Some of my best thoughts have happened when I was supposed to be emptying my mind. Like yesterday, lying on my back, limbs limp, ankles and shoulders trying to relax into shavasana. In preparation for this final posture, a New York Sports Club yoga instructor led us through a few rounds of nadishodana (alternate-nostril) breathing. I can never quite get the choreography right—thumb closes right nostril, exhale through left; then ring finger closes left nostril, inhale through right, I think. A way to empty the belly of breath, to quiet the mind, I think. But I wasn’t supposed to be thinking. And yesterday, there was no way I was going to get the rhythm of it. “Beat It” was blaring in the weight room, and I wanted to get up and dance, to thank Michael Jackson, for telling me, since I was a color-outside-the-lines child of the eighties, “it doesn’t matter who’s wrong or right.” Less for the lesson in conflict resolution than for the sheer beat of it—the clipped staccato of each syllable: “it-does-n’t-mat-ter-whose-wrong-or-right. Just beat it-doo-doo-doo-Just beat it.” Release into refrain. Relax into repetition. Rile up the register and sing. “Beat Iaaaaaaat. Beat Iaaaaaaat. No-one-wants-to-be-defeataat.”

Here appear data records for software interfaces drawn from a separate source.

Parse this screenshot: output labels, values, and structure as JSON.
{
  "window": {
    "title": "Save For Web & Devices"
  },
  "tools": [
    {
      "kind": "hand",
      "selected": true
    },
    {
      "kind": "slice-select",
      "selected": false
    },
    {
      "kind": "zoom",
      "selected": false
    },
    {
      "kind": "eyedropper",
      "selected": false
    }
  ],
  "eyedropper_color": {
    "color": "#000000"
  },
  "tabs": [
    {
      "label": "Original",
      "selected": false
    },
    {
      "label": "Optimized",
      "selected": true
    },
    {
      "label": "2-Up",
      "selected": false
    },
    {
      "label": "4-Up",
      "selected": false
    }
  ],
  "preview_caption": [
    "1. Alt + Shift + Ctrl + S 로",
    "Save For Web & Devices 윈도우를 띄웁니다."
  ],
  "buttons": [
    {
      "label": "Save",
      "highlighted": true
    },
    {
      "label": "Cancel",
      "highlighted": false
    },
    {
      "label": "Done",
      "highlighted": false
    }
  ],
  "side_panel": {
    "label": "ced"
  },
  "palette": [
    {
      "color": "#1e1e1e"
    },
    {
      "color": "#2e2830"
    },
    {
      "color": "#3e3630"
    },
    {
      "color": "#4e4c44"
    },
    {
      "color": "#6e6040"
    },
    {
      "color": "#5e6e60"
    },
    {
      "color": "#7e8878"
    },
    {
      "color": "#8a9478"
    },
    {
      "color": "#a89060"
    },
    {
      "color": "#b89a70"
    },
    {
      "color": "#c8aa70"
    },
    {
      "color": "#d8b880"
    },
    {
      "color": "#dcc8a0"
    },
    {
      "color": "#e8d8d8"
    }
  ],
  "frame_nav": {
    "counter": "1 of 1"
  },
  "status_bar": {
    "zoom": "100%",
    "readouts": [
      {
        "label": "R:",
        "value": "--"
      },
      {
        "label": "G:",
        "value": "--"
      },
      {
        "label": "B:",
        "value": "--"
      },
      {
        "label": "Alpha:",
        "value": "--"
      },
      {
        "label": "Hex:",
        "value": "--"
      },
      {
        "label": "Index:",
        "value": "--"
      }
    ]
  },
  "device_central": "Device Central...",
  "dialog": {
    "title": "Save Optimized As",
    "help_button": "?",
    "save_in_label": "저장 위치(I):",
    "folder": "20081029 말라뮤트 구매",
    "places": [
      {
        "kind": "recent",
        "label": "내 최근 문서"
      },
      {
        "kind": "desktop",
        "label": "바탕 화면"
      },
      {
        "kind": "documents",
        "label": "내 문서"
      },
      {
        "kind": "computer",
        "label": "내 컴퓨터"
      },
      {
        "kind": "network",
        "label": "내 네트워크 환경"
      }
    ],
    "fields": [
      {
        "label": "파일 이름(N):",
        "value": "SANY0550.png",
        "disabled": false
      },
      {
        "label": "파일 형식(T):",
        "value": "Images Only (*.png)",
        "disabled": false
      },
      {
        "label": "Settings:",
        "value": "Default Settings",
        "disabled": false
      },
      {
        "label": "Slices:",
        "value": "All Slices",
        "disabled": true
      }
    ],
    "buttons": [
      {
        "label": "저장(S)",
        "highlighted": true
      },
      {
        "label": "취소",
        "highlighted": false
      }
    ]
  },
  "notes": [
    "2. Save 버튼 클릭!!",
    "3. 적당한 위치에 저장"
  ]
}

Michael Jackson was a genius of the phoneme—every little bone of sound. And the joints, the ligaments of a phrase. And the strokes of a strophe. “It-does-n’t-mat-ter-whose-wrong-or-right.” Stress-stress-unstress-stress-unstress-superstress-stress-unstress-stress, all calibrated, somehow, to exhilarated breath.

As the yoga class was winding down, I hadn’t emptied my belly or my mind. I was brimming with sound, lungs akimbo, in “Beat It” epiphany: Michael Jackson taught me, unlikely trochee by infectious doo-doo-doo I know now I know by heart, how to make poetry of the beats of speech. How to make lyrical lines of pedestrian walk-and-shit-talk and talk back. “Just beat it.” And the beats all came back to me, lying there in shavasana, my third eye beholding the way Michael would move his forearm—spastic and controlled at the same time, disjointed to the smooth glide of his moon walk.

Ashley Makar works with refugees in Connecticut. She does community outreach for IRIS--Integrated Refugee & Immigrant Services, in New Haven. She has an e-book of essays, You Were Strangers: Dispatches from Exile. Ashley has published essays in Tablet, The Birmingham News, The Struggle Continues (the Birmingham Civil Rights Institute weblog), Religion Dispatches, and The New Haven Register.